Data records
..............................

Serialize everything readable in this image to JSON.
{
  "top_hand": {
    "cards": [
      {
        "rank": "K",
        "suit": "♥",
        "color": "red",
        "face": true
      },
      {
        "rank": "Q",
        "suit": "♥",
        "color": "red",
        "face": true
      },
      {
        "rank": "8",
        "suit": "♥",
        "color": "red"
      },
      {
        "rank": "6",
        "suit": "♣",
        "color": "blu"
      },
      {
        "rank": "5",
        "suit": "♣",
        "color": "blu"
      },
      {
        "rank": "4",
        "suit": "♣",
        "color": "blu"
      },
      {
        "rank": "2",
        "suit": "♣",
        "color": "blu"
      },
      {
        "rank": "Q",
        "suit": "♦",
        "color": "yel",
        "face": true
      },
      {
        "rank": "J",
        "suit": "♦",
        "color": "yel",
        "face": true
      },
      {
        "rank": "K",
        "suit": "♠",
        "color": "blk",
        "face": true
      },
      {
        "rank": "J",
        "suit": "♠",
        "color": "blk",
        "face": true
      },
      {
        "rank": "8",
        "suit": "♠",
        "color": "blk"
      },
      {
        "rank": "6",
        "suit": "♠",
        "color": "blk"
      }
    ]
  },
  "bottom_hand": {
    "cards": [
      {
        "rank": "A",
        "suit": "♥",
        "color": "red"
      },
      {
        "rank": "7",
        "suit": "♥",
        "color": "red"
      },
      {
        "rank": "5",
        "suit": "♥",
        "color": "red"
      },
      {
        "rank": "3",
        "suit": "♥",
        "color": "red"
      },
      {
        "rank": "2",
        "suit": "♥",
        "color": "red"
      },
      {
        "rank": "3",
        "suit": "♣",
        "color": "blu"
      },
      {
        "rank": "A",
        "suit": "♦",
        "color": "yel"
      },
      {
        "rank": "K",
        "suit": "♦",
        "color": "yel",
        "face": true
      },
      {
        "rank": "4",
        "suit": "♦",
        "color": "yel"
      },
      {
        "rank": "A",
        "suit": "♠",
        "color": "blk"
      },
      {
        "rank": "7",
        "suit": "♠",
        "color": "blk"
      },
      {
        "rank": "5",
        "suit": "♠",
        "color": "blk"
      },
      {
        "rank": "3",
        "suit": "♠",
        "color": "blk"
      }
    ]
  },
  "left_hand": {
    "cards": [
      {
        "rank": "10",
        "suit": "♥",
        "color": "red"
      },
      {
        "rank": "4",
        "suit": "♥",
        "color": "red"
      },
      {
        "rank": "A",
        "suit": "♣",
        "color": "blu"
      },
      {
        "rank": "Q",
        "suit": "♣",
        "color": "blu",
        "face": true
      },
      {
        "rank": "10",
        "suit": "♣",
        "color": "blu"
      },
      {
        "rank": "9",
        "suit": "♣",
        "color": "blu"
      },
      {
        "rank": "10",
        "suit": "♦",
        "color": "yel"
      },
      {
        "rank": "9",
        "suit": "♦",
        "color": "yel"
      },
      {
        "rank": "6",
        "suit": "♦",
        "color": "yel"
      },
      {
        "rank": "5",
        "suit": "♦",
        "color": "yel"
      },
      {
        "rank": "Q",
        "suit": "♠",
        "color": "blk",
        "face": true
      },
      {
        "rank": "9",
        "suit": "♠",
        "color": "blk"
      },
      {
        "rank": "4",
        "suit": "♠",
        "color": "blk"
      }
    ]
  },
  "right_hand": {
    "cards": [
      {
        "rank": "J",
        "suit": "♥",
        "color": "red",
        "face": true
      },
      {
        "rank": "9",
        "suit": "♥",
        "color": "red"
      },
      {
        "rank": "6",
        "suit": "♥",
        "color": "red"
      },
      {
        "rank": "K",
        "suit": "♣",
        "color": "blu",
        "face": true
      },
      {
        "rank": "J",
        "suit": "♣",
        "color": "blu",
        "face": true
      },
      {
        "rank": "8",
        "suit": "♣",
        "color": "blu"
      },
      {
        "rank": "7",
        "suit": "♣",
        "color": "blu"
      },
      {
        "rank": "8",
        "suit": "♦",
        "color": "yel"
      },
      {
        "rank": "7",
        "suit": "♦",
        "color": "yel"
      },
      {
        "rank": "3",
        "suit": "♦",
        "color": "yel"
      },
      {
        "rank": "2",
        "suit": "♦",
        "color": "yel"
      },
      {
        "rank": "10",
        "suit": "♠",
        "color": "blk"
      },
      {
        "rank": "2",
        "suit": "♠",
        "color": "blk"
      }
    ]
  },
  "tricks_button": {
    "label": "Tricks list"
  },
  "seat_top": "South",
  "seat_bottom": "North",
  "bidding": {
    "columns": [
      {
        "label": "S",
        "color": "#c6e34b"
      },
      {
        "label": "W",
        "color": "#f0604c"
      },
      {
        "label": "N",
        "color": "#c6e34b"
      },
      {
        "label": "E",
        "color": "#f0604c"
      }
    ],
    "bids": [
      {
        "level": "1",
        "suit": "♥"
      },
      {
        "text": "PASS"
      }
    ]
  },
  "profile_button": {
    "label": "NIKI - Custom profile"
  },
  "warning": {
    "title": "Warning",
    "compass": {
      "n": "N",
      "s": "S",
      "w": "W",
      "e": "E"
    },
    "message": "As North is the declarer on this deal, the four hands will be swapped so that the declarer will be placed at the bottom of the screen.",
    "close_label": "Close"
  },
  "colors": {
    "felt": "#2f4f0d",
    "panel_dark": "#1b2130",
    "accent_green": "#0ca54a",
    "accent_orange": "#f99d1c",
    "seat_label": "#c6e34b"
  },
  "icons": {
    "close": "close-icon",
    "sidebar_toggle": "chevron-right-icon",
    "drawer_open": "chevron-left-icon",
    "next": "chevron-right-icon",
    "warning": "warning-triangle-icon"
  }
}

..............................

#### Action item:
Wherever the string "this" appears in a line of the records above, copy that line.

#### Solved problem:
Serialize everything readable in this image to JSON.
    "message": "As North is the declarer on this deal, the four hands will be swapped so that the declarer will be placed at the bottom of the screen.",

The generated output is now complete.